Start of Available data

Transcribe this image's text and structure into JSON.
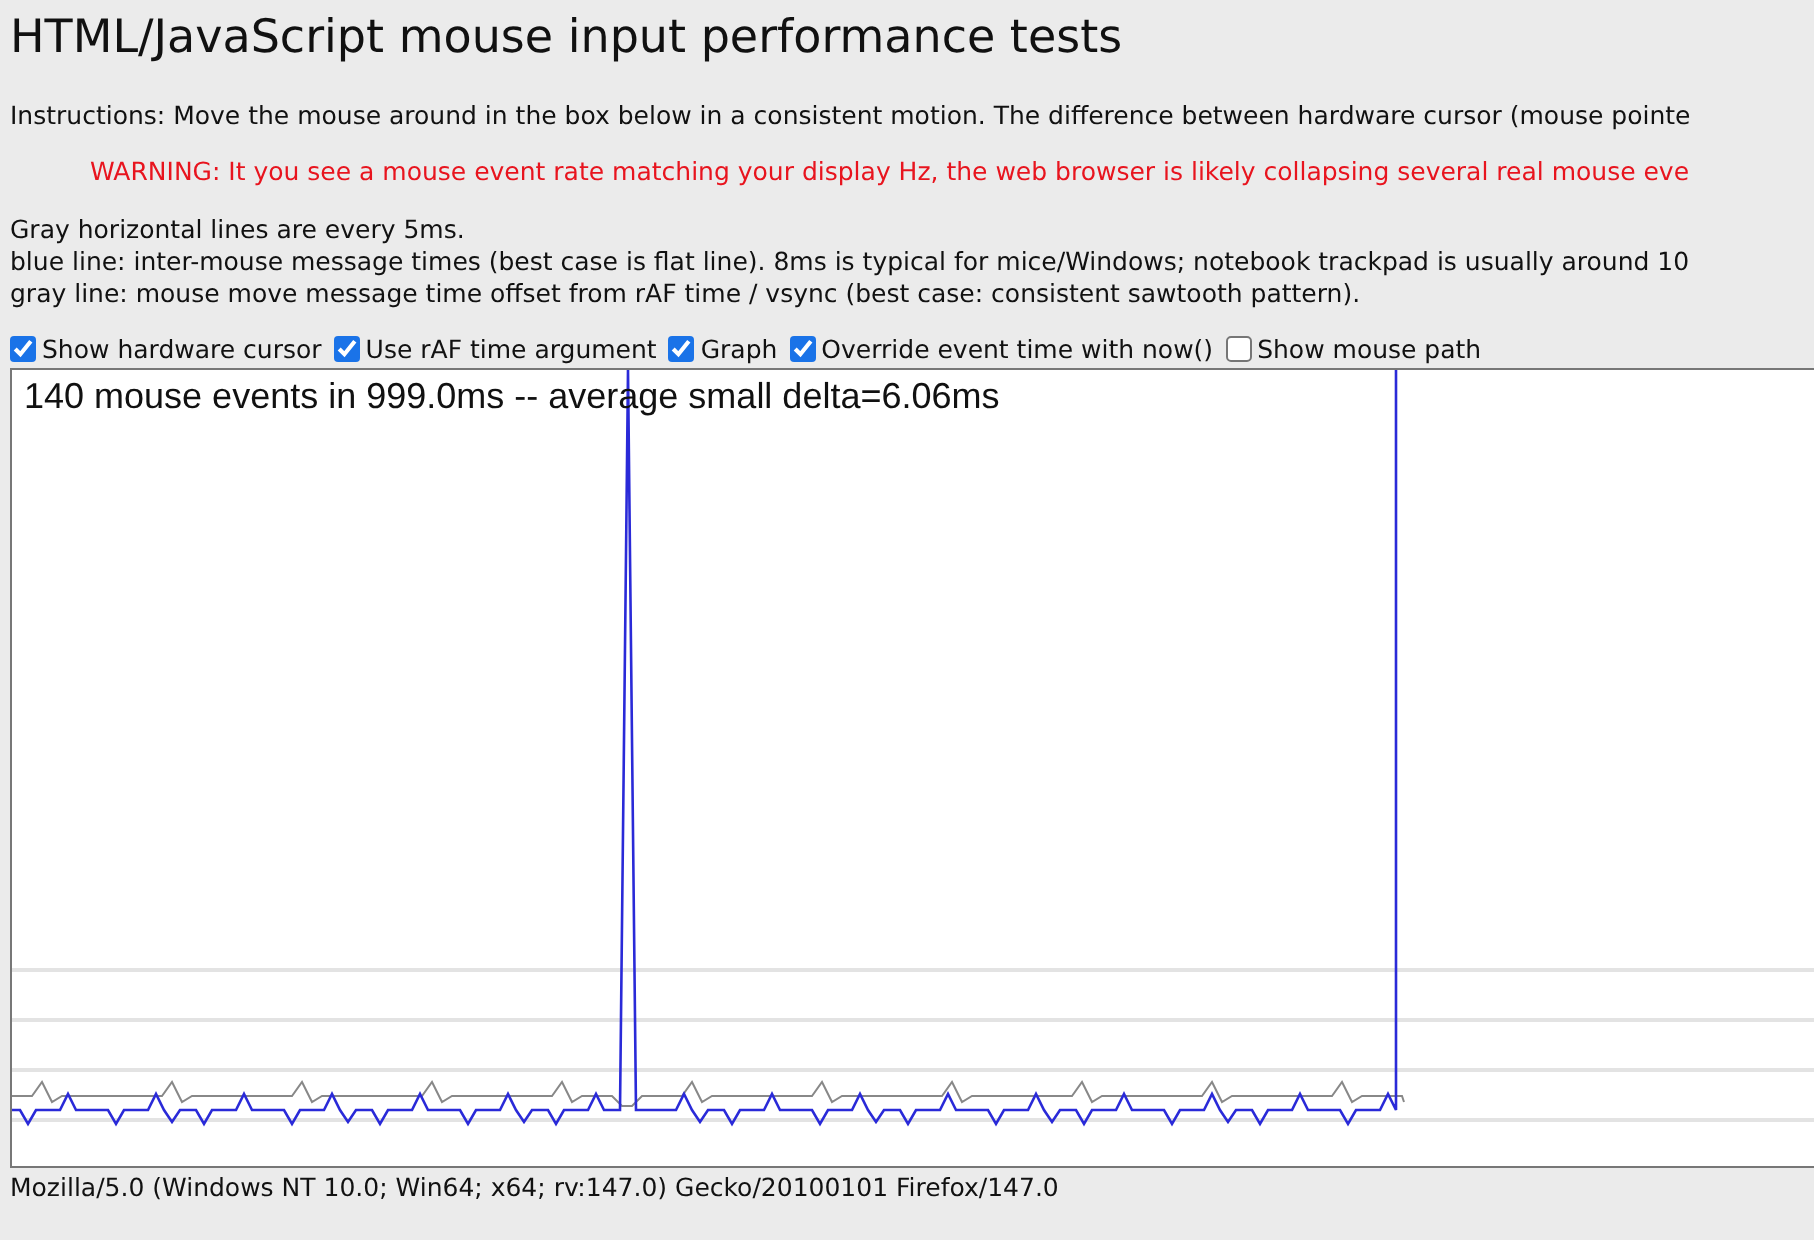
{
  "title": "HTML/JavaScript mouse input performance tests",
  "instructions": "Instructions: Move the mouse around in the box below in a consistent motion. The difference between hardware cursor (mouse pointe",
  "warning": "WARNING: It you see a mouse event rate matching your display Hz, the web browser is likely collapsing several real mouse eve",
  "notes": [
    "Gray horizontal lines are every 5ms.",
    "blue line: inter-mouse message times (best case is flat line). 8ms is typical for mice/Windows; notebook trackpad is usually around 10",
    "gray line: mouse move message time offset from rAF time / vsync (best case: consistent sawtooth pattern)."
  ],
  "options": [
    {
      "label": "Show hardware cursor",
      "checked": true
    },
    {
      "label": "Use rAF time argument",
      "checked": true
    },
    {
      "label": "Graph",
      "checked": true
    },
    {
      "label": "Override event time with now()",
      "checked": true
    },
    {
      "label": "Show mouse path",
      "checked": false
    }
  ],
  "graph": {
    "summary": "140 mouse events in 999.0ms -- average small delta=6.06ms"
  },
  "user_agent": "Mozilla/5.0 (Windows NT 10.0; Win64; x64; rv:147.0) Gecko/20100101 Firefox/147.0"
}
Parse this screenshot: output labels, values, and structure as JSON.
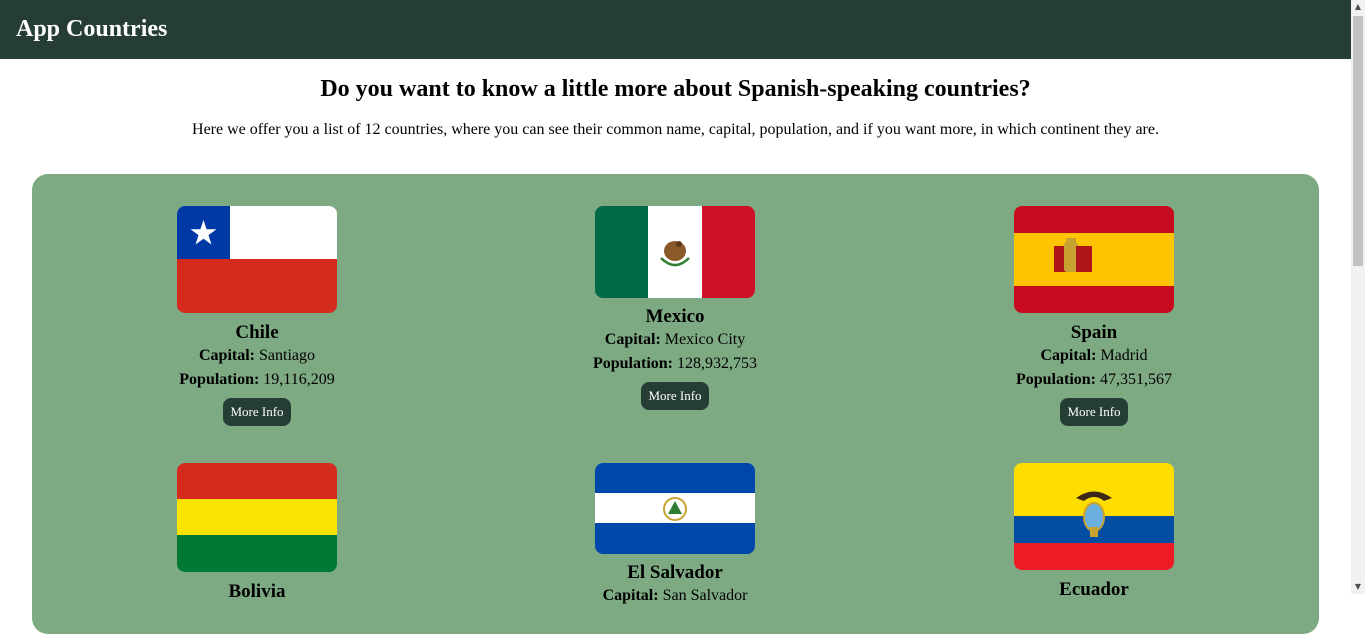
{
  "header": {
    "title": "App Countries"
  },
  "intro": {
    "heading": "Do you want to know a little more about Spanish-speaking countries?",
    "text": "Here we offer you a list of 12 countries, where you can see their common name, capital, population, and if you want more, in which continent they are."
  },
  "labels": {
    "capital": "Capital:",
    "population": "Population:"
  },
  "countries": [
    {
      "name": "Chile",
      "capital": "Santiago",
      "population": "19,116,209",
      "button": "More Info",
      "flag_icon": "chile-flag-icon"
    },
    {
      "name": "Mexico",
      "capital": "Mexico City",
      "population": "128,932,753",
      "button": "More Info",
      "flag_icon": "mexico-flag-icon"
    },
    {
      "name": "Spain",
      "capital": "Madrid",
      "population": "47,351,567",
      "button": "More Info",
      "flag_icon": "spain-flag-icon"
    },
    {
      "name": "Bolivia",
      "flag_icon": "bolivia-flag-icon"
    },
    {
      "name": "El Salvador",
      "capital": "San Salvador",
      "flag_icon": "el-salvador-flag-icon"
    },
    {
      "name": "Ecuador",
      "flag_icon": "ecuador-flag-icon"
    }
  ],
  "colors": {
    "header_bg": "#253d35",
    "panel_bg": "#7eaa83",
    "button_bg": "#253d35"
  }
}
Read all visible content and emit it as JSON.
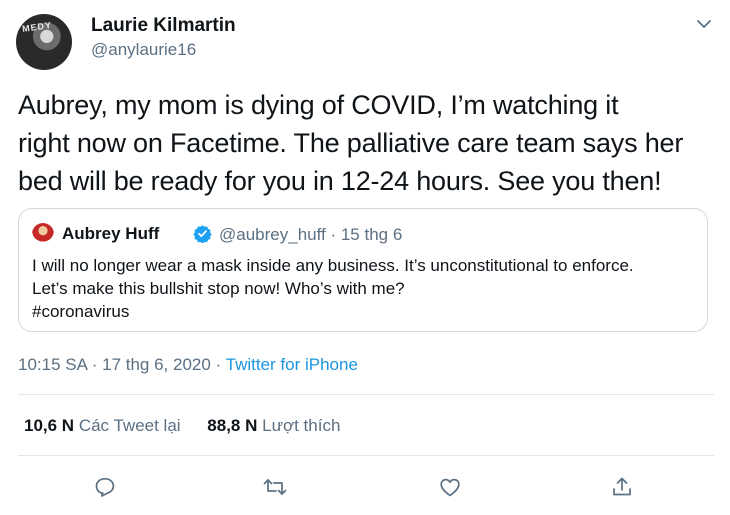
{
  "tweet": {
    "author": {
      "display_name": "Laurie Kilmartin",
      "handle": "@anylaurie16",
      "avatar_text": "MEDY"
    },
    "text_lines": [
      "Aubrey, my mom is dying of COVID, I’m watching it",
      "right now on Facetime. The palliative care team says her",
      "bed will be ready for you in 12-24 hours. See you then!"
    ],
    "quoted": {
      "display_name": "Aubrey Huff",
      "handle_and_date": "@aubrey_huff · 15 thg 6",
      "verified": true,
      "text_lines": [
        "I will no longer wear a mask inside any business. It’s unconstitutional to enforce.",
        "Let’s make this bullshit stop now! Who’s with me?",
        "#coronavirus"
      ]
    },
    "meta": {
      "timestamp": "10:15 SA · 17 thg 6, 2020 · ",
      "source": "Twitter for iPhone"
    },
    "stats": {
      "retweets_count": "10,6 N",
      "retweets_label": "Các Tweet lại",
      "likes_count": "88,8 N",
      "likes_label": "Lượt thích"
    },
    "actions": [
      "reply-icon",
      "retweet-icon",
      "like-icon",
      "share-icon"
    ],
    "colors": {
      "link": "#1b95e0",
      "secondary_text": "#5b7083",
      "verified": "#1da1f2",
      "border": "#cfd9de"
    }
  }
}
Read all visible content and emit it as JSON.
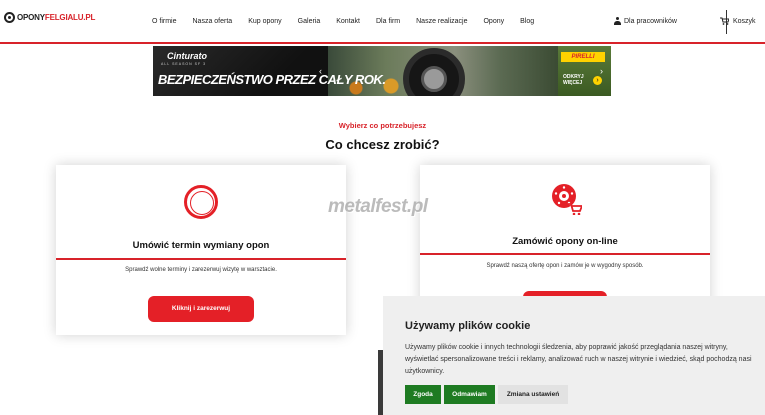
{
  "header": {
    "logo": {
      "part1": "OPONY",
      "part2": "FELGIALU.PL"
    },
    "nav": [
      "O firmie",
      "Nasza oferta",
      "Kup opony",
      "Galeria",
      "Kontakt",
      "Dla firm",
      "Nasze realizacje",
      "Opony",
      "Blog"
    ],
    "staff_label": "Dla pracowników",
    "cart_label": "Koszyk"
  },
  "banner": {
    "model": "Cinturato",
    "model_sub": "ALL SEASON SF 3",
    "headline": "BEZPIECZEŃSTWO PRZEZ CAŁY ROK.",
    "brand": "PIRELLI",
    "more_line1": "ODKRYJ",
    "more_line2": "WIĘCEJ"
  },
  "section": {
    "eyebrow": "Wybierz co potrzebujesz",
    "title": "Co chcesz zrobić?"
  },
  "cards": [
    {
      "title": "Umówić termin wymiany opon",
      "desc": "Sprawdź wolne terminy i zarezerwuj wizytę w warsztacie.",
      "button": "Kliknij i zarezerwuj"
    },
    {
      "title": "Zamówić opony on-line",
      "desc": "Sprawdź naszą ofertę opon i zamów je w wygodny sposób."
    }
  ],
  "watermark": "metalfest.pl",
  "cookie": {
    "title": "Używamy plików cookie",
    "text": "Używamy plików cookie i innych technologii śledzenia, aby poprawić jakość przeglądania naszej witryny, wyświetlać spersonalizowane treści i reklamy, analizować ruch w naszej witrynie i wiedzieć, skąd pochodzą nasi użytkownicy.",
    "accept": "Zgoda",
    "decline": "Odmawiam",
    "settings": "Zmiana ustawień"
  },
  "colors": {
    "accent": "#d8232a",
    "button_red": "#e42027",
    "cookie_green": "#1e7b22"
  }
}
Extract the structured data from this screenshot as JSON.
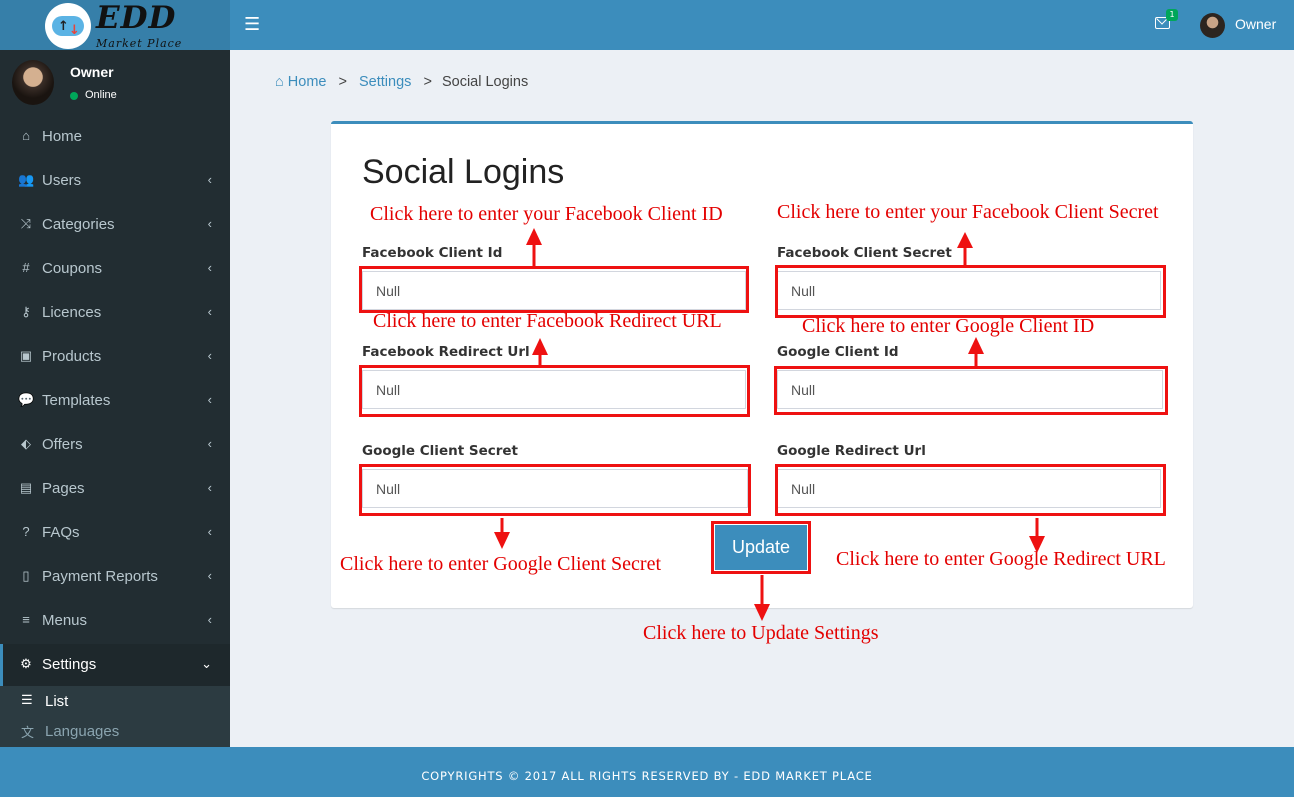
{
  "brand": {
    "title": "EDD",
    "subtitle": "Market Place",
    "logo_icon": "cloud-upload-download-icon"
  },
  "topbar": {
    "menu_icon": "hamburger-icon",
    "mail_badge": "1",
    "user_name": "Owner"
  },
  "sidebar": {
    "user_name": "Owner",
    "status": "Online",
    "items": [
      {
        "label": "Home",
        "icon": "home-icon",
        "glyph": "⌂",
        "has_chevron": false
      },
      {
        "label": "Users",
        "icon": "users-icon",
        "glyph": "👥",
        "has_chevron": true
      },
      {
        "label": "Categories",
        "icon": "random-icon",
        "glyph": "⤨",
        "has_chevron": true
      },
      {
        "label": "Coupons",
        "icon": "hashtag-icon",
        "glyph": "#",
        "has_chevron": true
      },
      {
        "label": "Licences",
        "icon": "key-icon",
        "glyph": "⚷",
        "has_chevron": true
      },
      {
        "label": "Products",
        "icon": "briefcase-icon",
        "glyph": "▣",
        "has_chevron": true
      },
      {
        "label": "Templates",
        "icon": "comment-icon",
        "glyph": "💬",
        "has_chevron": true
      },
      {
        "label": "Offers",
        "icon": "tags-icon",
        "glyph": "⬖",
        "has_chevron": true
      },
      {
        "label": "Pages",
        "icon": "file-text-icon",
        "glyph": "▤",
        "has_chevron": true
      },
      {
        "label": "FAQs",
        "icon": "question-icon",
        "glyph": "?",
        "has_chevron": true
      },
      {
        "label": "Payment Reports",
        "icon": "file-icon",
        "glyph": "▯",
        "has_chevron": true
      },
      {
        "label": "Menus",
        "icon": "bars-icon",
        "glyph": "≡",
        "has_chevron": true
      },
      {
        "label": "Settings",
        "icon": "gear-icon",
        "glyph": "⚙",
        "has_chevron": true,
        "active": true
      }
    ],
    "submenu": [
      {
        "label": "List",
        "icon": "list-icon",
        "glyph": "☰"
      },
      {
        "label": "Languages",
        "icon": "language-icon",
        "glyph": "文"
      }
    ]
  },
  "breadcrumb": {
    "home": "Home",
    "settings": "Settings",
    "current": "Social Logins",
    "separator": ">"
  },
  "form": {
    "title": "Social Logins",
    "fields": {
      "fb_client_id": {
        "label": "Facebook Client Id",
        "placeholder": "Null"
      },
      "fb_client_secret": {
        "label": "Facebook Client Secret",
        "placeholder": "Null"
      },
      "fb_redirect_url": {
        "label": "Facebook Redirect Url",
        "placeholder": "Null"
      },
      "google_client_id": {
        "label": "Google Client Id",
        "placeholder": "Null"
      },
      "google_client_secret": {
        "label": "Google Client Secret",
        "placeholder": "Null"
      },
      "google_redirect_url": {
        "label": "Google Redirect Url",
        "placeholder": "Null"
      }
    },
    "update_label": "Update"
  },
  "annotations": {
    "fb_client_id": "Click here to enter your Facebook Client ID",
    "fb_client_secret": "Click here to enter your Facebook Client Secret",
    "fb_redirect_url": "Click here to enter Facebook Redirect URL",
    "google_client_id": "Click here to enter Google Client ID",
    "google_client_secret": "Click here to enter Google Client Secret",
    "google_redirect_url": "Click here to enter Google Redirect URL",
    "update": "Click here to Update Settings"
  },
  "footer": {
    "text": "COPYRIGHTS © 2017 ALL RIGHTS RESERVED BY - EDD MARKET PLACE"
  },
  "colors": {
    "primary": "#3c8dbc",
    "sidebar": "#222d32",
    "annotation_red": "#e30000",
    "online": "#00a65a"
  }
}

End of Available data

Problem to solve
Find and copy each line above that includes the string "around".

Reply to the task
  "instructions": "Instructions: Move the mouse around in the box below in a consistent motion. The difference between hardware cursor (mouse pointe",
    "blue line: inter-mouse message times (best case is flat line). 8ms is typical for mice/Windows; notebook trackpad is usually around 10",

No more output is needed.